Researchers cite increased risk from other health conditions such as cardiovascular disease and diabetes as a contributing factor to the higher Alzheimer’s risk.
Terry Spitz, Executive Director of the Desert Southwest Chapter of the Alzheimer’s Association told ABC15 that lack of participation in research studies from these harder hit populations is also a problem, but one that the association is working to address.
“This is an actual pillar that the entire Alzheimer's Association and all of our chapters have made a very big priority to reaching out to diverse communities not only in the education space but offering support groups and resources that they need,” Spitz said. “But it's also important to get involved in research and clinical trials.”
Statistics specific to Arizona were also included in the report.
The number of Arizonans that develop Alzheimer’s or a related illness is expected to increase from an estimated 150,000 today to 200,000 by 2028. This is a 33.3% increase, which ranks first in the country.
An increased number of older adults with Alzheimer’s means an increased demand for a professional workforce. Currently, the association says that there are 92 geriatricians in Arizona. This would need to triple by 2050 to meet the increased demand.

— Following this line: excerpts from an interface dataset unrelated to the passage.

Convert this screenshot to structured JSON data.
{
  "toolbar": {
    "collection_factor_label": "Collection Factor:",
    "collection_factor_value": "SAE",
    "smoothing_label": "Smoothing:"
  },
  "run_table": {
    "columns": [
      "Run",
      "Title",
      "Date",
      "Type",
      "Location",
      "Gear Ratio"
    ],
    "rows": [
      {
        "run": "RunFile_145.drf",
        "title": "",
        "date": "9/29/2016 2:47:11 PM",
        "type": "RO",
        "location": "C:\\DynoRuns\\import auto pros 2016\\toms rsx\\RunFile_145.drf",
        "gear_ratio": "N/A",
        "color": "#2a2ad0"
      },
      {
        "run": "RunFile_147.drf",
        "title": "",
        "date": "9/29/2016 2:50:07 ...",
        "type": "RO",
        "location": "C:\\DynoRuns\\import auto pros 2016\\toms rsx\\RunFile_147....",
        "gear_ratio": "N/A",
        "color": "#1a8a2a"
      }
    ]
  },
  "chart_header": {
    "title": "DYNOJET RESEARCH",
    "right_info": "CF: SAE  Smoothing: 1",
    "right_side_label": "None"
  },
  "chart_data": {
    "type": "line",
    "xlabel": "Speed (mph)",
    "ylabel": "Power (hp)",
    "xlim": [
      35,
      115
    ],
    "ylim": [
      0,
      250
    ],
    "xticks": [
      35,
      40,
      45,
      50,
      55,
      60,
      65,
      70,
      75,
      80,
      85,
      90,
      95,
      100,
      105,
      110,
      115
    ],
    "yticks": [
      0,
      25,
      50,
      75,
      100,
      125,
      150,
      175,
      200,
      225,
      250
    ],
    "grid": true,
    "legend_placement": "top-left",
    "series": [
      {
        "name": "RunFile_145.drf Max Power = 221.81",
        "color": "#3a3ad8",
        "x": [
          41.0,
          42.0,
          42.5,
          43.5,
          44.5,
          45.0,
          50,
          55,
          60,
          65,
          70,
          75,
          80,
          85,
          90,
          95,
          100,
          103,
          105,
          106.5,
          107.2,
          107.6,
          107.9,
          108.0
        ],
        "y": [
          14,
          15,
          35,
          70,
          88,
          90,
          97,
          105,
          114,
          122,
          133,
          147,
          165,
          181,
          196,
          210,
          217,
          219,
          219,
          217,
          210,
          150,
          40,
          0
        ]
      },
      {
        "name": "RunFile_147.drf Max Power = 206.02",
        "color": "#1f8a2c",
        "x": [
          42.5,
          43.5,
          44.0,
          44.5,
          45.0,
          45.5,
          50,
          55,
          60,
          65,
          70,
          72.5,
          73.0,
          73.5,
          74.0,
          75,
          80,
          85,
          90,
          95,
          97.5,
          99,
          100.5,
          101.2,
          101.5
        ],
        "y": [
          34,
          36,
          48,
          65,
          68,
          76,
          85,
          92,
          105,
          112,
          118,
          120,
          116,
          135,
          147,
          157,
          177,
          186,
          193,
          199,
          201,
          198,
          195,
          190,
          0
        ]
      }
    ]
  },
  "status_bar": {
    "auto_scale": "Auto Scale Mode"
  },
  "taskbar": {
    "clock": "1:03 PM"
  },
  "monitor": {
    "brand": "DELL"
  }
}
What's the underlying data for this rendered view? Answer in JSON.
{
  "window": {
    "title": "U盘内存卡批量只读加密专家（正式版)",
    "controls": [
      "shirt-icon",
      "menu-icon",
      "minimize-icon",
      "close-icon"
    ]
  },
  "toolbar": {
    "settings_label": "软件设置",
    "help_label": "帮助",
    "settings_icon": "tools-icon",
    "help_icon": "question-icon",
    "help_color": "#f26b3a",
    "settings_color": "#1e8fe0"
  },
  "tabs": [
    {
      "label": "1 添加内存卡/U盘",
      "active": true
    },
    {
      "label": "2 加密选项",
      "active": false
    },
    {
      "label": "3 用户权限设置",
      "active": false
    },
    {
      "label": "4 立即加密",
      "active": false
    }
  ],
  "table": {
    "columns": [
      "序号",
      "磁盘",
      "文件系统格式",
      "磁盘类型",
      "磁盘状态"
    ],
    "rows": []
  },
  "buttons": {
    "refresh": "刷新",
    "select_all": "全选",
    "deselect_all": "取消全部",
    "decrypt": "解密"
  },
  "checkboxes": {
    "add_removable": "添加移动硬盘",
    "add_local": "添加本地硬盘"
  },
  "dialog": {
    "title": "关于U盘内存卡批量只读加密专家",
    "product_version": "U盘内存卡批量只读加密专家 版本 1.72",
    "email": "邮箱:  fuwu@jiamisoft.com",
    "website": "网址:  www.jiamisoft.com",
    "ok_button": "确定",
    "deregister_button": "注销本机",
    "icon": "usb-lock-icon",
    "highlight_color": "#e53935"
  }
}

Arizona also ranks first in the average number of caregiver hours. 257,000 caregivers in the state are estimated to give 501 million hours of unpaid care, for a total unpaid value of just under $9.6 billion. Many of these caregivers are suffering themselves. 53.5% have chronic health conditions and 15.4% live with depression.